“We have asked that a Brazilian researcher at the University of Tromsø be sent out of Norway because we believe he represents a threat to fundamental national interests,” Hedvig Moe, deputy director of PST, told NRK.
Norway’s Ministry of Justice and Preparedness, which is responsible for immigration issues in addition to the police and court system, had issued a warning about the man on October 20, the same day NRK aired an interview with the Russian ambassador to Norway. NRK reported that the man, a Brazilian citizen, was arrested while on his way to work in the northern city of Tromsø on Monday and his case is being handled as an immigration offense. The local court ordered that he be held in custody for four weeks while an investigation into his background proceeds.
PST views the man as a so-called “illegalist,” someone who operates under an assumed identity as an ordinary resident but who actually works for a foreign intelligence service. NRK reported that he came to Norway as a researcher at the University of Tromsø in the fall of last year, allegedly to study the northern region and hybrid threats.
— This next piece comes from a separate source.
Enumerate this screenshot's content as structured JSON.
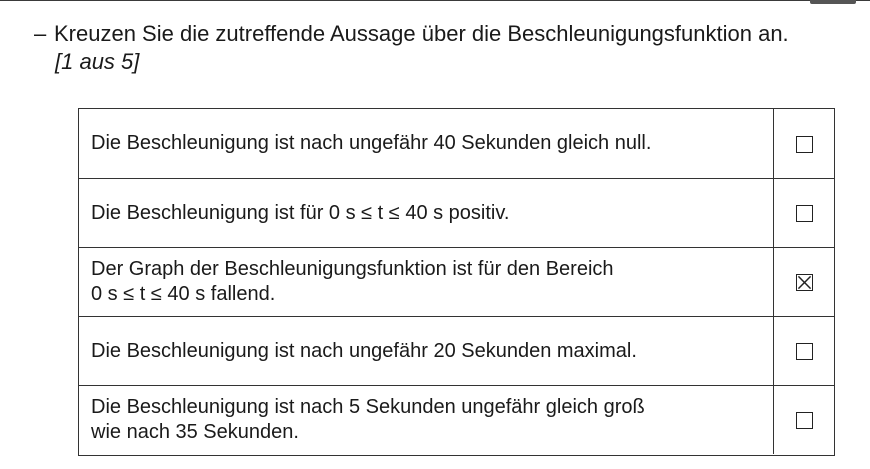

Moe told NRK that PST is concerned the man has acquired a network of contacts and information on Norwegian policy in the far north. “Even though neither this network nor the information bit for bit isn’t a threat to national security, we are concerned the information can be misused by Russia,” she said.
Moe added that PST, which warned of Russian espionage just last week, has been working in cooperation with other countries’ national security services. “International cooperation is important when working with illegalists because they are very careful, and often good at shielding themselves and working over long periods of time in the countries where they operate,” Moe said.
Russia, according to PST, is known for using such agents in their intelligence operations but it’s seldom their intelligence gathering is revealed. Moe said “they work on a very long-term basis and have a life history that’s built up over time. They don’t as a rule have any direct espionage assignment. In many cases they’re instead used to facilitate espionage, including acquiring agents, networks and access to sensitive information.”
Newspaper VG reported Tuesday that some of the man’s colleagues at the university were “shocked” by his arrest. Dag Rune Olsen, rector at the University of Tromsø that also uses the name “Norway’s Arctic University,” told NRK that he’d been informed of the researcher’s arrest “and will let this be handled by the police in a secure manner.” All other questions were referred to the police.
“Illegalists operate with another identity than what they were born with,” Moe said. “They need false identity papers, often those of a dead person. We know that Russia earlier has used South American identities, and in this case we believe they have used a Brazilian identify.” According to PST, South American countries are often used because many lack a central population register.
The alleged spy’s arrest comes after a series of other arrests of Russian citizens suspected of using drones to gather information about Norwegian power plants, refineries, offshore-related industry and other strategic infrastructure. Russian Ambassador Teymuraz Ramishvili, who’s been stationed in Oslo for the past six years, agreed to an interview with NRK last week, during which he referred to the arrests as “discriminatory.” He claimed it’s legal for Russians to operate drones in Norway, and that it’s common for tourists to travel with drones.
Foreign Minister Anniken Huitfeldt, however, claims Russian drone operations defy sanctions against Russia that close air space to Russian use. She stressed that Russians are only allowed to fly helicopters in and out of their enclave of Barentsburg on Svalbard.
At least two of the Russians arrested for possession of drones have since been ordered released. Police have appealed, however, and the Russians remain in custody.
Fishing agreement secured despite more drone alarms
The Russian ambassador claimed his country “has not done anything to harm the bilateral relationship” with Norway, but complained Norway has been “behaving in an unfriendly manner” towards Russia. On Tuesday, however, the two countries agreed on a new fisheries agreement for 2023. Russia and Norway have long cooperated on fishing quotas along with search and rescue operations in the Arctic.
“It’s good that we have entered into a new fisheries agreement with Russia, even though we are in an extraordinary situation,” said Fisheries Minister Bjørnar Skjæran, referring to Norway’s strong opposition to Russia’s war on Ukraine.
Norwegian defense forces responded during the weekend, meanwhile, to reports of more drones flying around the Åsgard field in the North Sea. The Coast Guard also sent out a ship to monitor a Russian ice breaker, the Yury Topchev, that was idling in the water near Norway’s largest gas field, Ormen Lange. Norway’s offshore installations and pipelines are now viewed as sabotage targets. The Russian vessel’s extended stay in the area, however, was linked to bad weather farther north.